◆ **Description of the task**
Count every line in the data that contains the word "Ausrundung", then report that number alone.

++++ Data provided

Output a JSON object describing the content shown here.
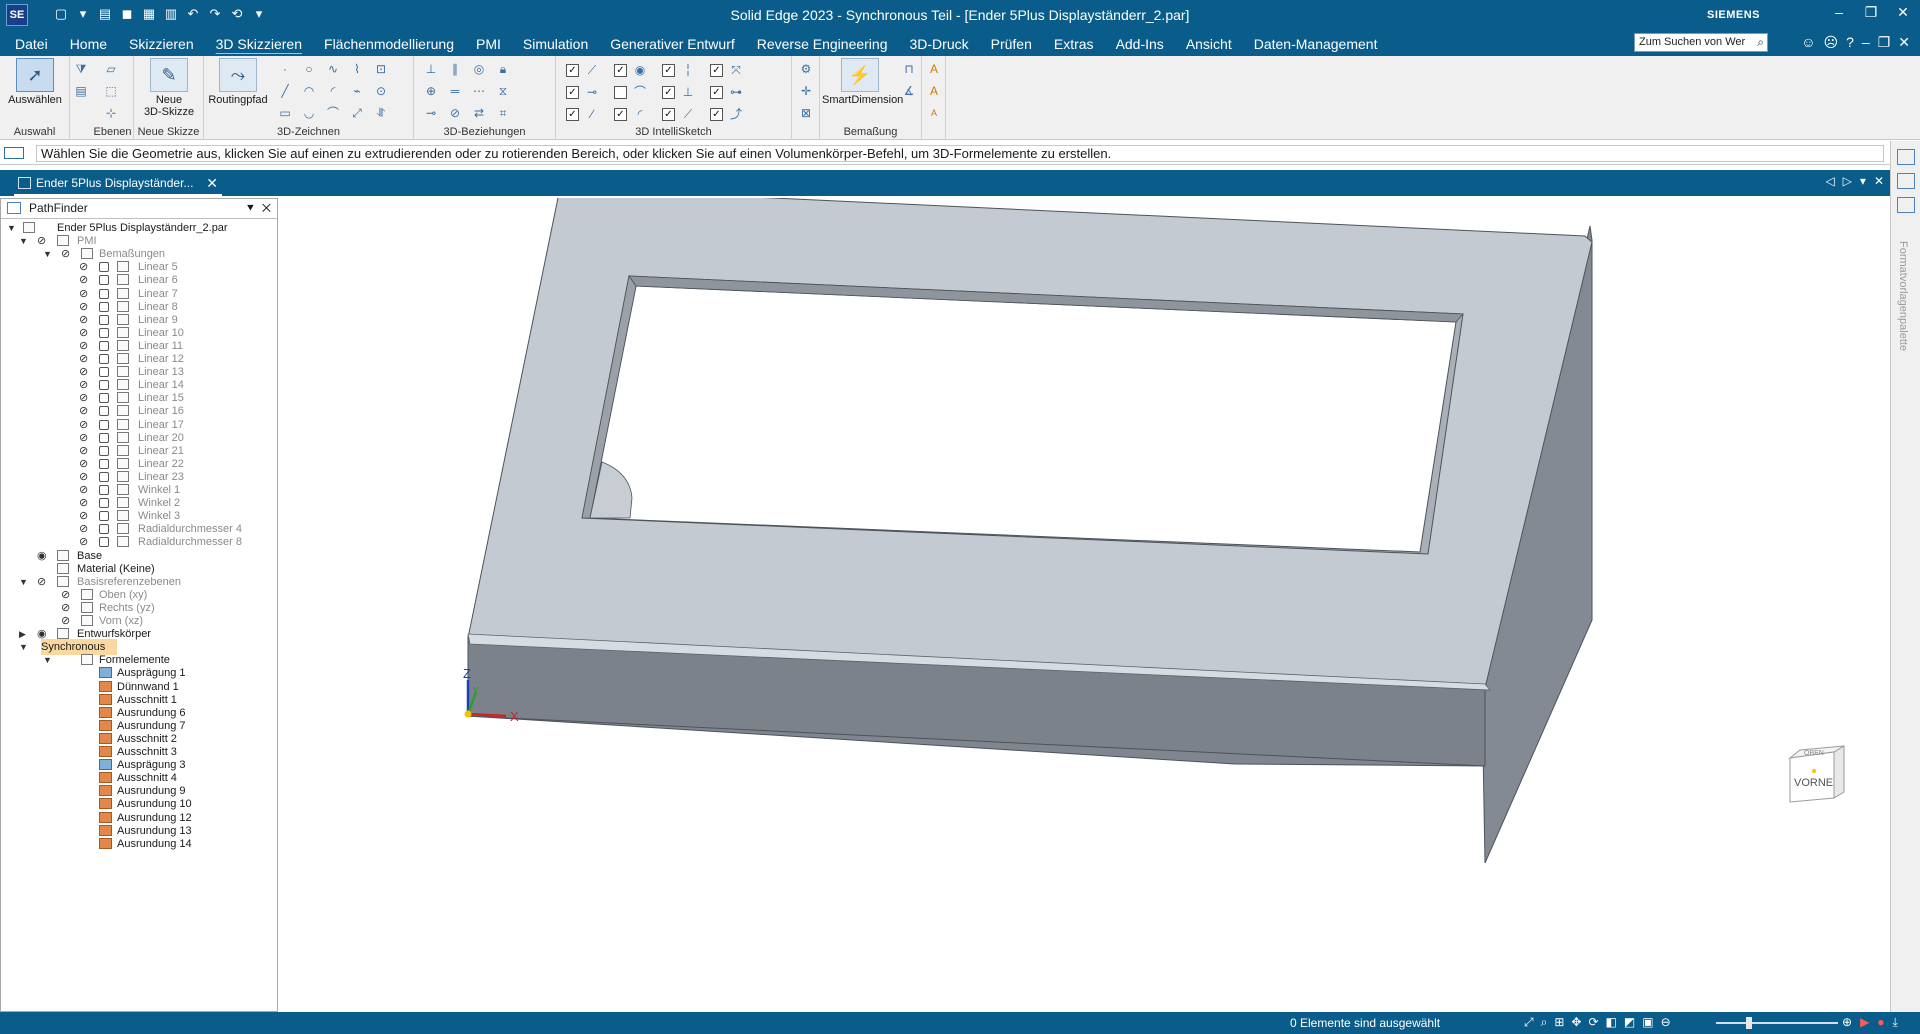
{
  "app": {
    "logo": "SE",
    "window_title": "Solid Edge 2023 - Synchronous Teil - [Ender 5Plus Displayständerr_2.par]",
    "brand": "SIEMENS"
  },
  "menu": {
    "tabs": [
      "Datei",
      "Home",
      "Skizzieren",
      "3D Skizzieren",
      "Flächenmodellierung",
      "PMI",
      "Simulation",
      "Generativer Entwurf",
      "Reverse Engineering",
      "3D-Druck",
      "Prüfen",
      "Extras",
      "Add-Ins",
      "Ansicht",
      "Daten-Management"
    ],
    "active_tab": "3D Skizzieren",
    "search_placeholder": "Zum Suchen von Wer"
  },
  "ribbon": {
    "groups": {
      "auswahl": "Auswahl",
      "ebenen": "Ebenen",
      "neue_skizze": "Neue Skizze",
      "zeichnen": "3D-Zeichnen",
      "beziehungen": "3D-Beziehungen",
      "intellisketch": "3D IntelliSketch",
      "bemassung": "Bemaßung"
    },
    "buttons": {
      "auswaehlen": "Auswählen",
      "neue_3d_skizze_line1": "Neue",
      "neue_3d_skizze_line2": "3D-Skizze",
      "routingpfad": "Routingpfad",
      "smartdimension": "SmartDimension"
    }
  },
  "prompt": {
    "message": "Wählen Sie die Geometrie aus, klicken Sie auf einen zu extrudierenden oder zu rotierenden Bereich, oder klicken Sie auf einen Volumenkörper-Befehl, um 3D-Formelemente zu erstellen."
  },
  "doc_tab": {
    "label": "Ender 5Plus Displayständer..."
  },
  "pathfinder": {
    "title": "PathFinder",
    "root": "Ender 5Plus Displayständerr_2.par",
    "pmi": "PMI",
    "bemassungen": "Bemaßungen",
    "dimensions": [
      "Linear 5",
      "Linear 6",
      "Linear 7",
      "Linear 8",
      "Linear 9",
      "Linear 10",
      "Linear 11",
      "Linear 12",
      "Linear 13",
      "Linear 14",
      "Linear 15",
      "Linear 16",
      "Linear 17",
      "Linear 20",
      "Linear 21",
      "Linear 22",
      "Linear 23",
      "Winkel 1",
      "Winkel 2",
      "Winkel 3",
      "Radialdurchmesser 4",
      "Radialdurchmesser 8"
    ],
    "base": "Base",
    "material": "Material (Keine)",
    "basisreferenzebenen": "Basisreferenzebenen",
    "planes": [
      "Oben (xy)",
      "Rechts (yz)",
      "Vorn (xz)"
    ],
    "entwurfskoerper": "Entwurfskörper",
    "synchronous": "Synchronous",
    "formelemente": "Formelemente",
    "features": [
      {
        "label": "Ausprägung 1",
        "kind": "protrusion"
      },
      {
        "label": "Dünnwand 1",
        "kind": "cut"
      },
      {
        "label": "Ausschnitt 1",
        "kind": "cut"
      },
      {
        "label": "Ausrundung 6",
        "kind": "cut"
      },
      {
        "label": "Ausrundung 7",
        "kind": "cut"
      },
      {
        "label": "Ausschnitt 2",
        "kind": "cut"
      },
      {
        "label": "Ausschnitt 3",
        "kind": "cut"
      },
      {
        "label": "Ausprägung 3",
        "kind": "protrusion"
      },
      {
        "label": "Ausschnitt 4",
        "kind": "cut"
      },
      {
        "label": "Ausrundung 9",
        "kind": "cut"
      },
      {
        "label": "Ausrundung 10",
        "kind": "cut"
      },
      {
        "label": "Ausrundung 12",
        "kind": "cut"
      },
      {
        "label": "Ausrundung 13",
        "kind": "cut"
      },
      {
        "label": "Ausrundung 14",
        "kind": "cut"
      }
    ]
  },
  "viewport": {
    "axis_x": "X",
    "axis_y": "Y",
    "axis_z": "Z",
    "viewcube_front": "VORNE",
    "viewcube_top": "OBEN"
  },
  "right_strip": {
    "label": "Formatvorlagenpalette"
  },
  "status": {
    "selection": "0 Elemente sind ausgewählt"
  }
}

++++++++

◆ **Written answer**
7